▸ **Assignment**:
Locate each line below that includes "structure" and reproduce it.
---------- Source records
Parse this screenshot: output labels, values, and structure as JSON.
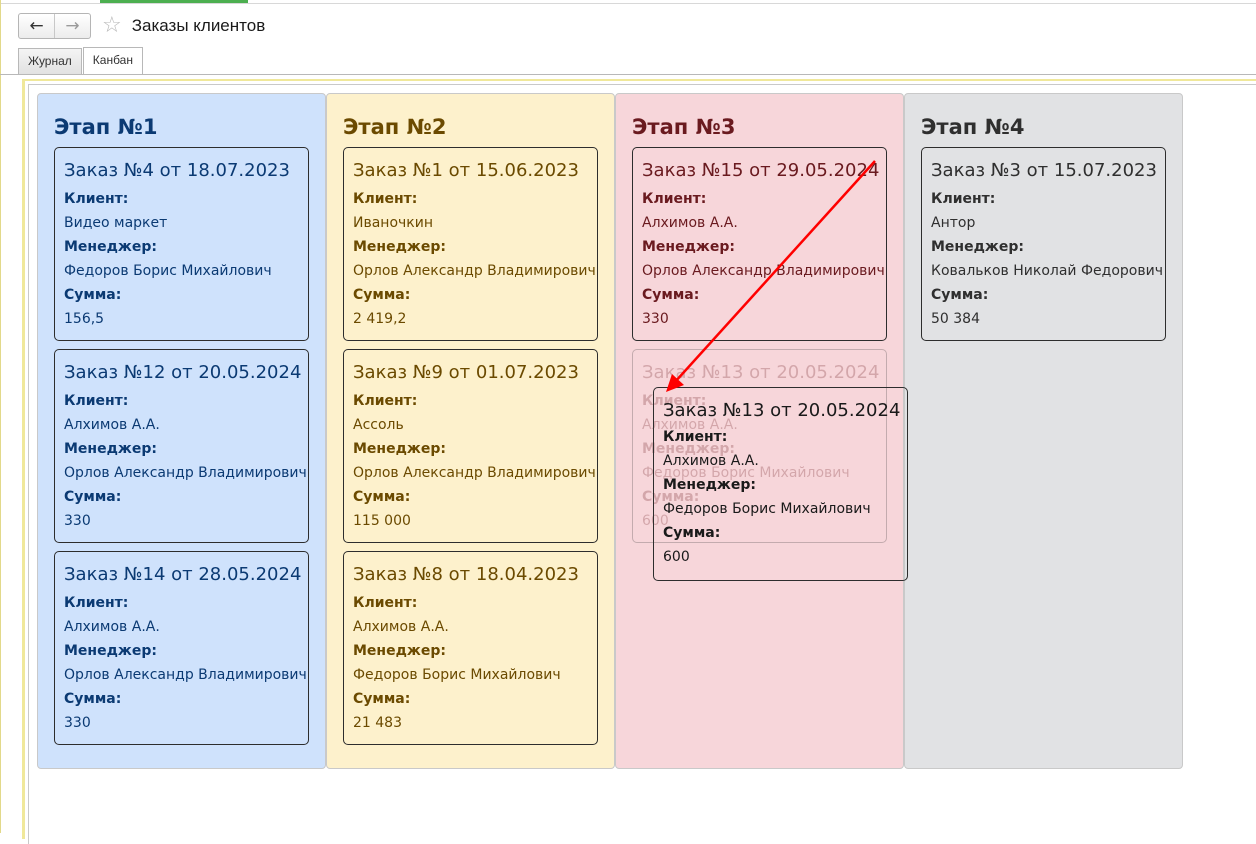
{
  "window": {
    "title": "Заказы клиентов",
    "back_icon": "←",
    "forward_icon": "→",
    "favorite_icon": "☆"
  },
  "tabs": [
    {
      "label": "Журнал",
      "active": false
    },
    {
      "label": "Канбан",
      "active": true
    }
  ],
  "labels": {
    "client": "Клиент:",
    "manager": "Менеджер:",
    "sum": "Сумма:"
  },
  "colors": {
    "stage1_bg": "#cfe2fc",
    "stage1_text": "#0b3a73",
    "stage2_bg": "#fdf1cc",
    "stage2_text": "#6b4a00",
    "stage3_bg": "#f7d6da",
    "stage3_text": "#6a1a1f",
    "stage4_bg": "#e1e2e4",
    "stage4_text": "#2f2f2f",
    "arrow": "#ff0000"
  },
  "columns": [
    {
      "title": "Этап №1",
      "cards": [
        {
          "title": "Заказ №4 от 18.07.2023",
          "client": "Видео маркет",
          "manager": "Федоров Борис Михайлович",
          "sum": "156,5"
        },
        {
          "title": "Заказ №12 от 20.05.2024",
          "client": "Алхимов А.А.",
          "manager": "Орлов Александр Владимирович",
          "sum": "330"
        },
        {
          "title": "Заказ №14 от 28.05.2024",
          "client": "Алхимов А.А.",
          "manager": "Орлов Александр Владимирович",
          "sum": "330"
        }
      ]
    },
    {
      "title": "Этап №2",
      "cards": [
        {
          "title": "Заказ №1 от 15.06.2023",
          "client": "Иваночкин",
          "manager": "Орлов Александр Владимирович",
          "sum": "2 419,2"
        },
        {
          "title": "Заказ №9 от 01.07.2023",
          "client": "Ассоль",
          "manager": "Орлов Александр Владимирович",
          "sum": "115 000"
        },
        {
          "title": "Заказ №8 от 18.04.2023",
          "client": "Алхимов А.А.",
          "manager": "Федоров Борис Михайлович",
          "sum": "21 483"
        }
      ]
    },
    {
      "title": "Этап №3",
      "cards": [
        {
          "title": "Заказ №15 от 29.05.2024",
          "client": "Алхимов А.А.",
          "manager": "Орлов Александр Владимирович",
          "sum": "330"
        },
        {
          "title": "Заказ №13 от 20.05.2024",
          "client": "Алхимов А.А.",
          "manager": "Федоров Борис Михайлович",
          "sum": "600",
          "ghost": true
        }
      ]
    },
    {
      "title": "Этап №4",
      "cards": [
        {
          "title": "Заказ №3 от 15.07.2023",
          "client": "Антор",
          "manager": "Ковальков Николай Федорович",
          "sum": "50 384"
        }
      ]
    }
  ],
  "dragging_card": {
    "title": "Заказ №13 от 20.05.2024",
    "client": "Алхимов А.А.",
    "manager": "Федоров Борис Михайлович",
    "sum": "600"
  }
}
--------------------
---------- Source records
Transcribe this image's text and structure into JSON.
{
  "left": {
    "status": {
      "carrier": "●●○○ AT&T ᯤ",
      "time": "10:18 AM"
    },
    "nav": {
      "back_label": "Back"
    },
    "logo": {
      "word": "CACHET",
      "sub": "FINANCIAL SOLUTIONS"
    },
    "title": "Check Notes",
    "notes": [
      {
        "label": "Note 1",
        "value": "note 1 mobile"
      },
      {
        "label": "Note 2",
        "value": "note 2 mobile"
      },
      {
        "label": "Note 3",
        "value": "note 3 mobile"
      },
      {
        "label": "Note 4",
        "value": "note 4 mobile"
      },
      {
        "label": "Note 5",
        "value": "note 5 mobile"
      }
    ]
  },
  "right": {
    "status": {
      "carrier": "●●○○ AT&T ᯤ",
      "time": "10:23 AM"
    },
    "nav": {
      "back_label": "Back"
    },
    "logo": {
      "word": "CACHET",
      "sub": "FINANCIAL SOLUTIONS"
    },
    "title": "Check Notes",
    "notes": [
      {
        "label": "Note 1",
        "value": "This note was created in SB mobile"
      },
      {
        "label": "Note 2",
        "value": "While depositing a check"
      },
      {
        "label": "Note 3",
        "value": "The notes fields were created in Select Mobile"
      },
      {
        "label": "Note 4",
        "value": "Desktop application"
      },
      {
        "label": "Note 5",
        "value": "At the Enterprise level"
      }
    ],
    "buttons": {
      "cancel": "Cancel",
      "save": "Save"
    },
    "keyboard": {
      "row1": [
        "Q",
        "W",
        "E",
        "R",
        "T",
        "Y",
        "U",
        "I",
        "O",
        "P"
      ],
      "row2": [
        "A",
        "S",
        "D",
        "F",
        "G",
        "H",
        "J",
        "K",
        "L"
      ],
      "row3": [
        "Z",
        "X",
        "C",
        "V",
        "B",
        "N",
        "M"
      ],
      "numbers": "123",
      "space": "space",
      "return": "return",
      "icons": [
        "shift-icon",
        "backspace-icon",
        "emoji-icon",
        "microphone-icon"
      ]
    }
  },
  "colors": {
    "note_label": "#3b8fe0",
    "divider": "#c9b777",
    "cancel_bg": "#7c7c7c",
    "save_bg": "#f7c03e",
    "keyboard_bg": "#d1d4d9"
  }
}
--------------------
▸ **Your response**:
Parse this screenshot: output labels, values, and structure as JSON.
Transcribe this image's text and structure into JSON.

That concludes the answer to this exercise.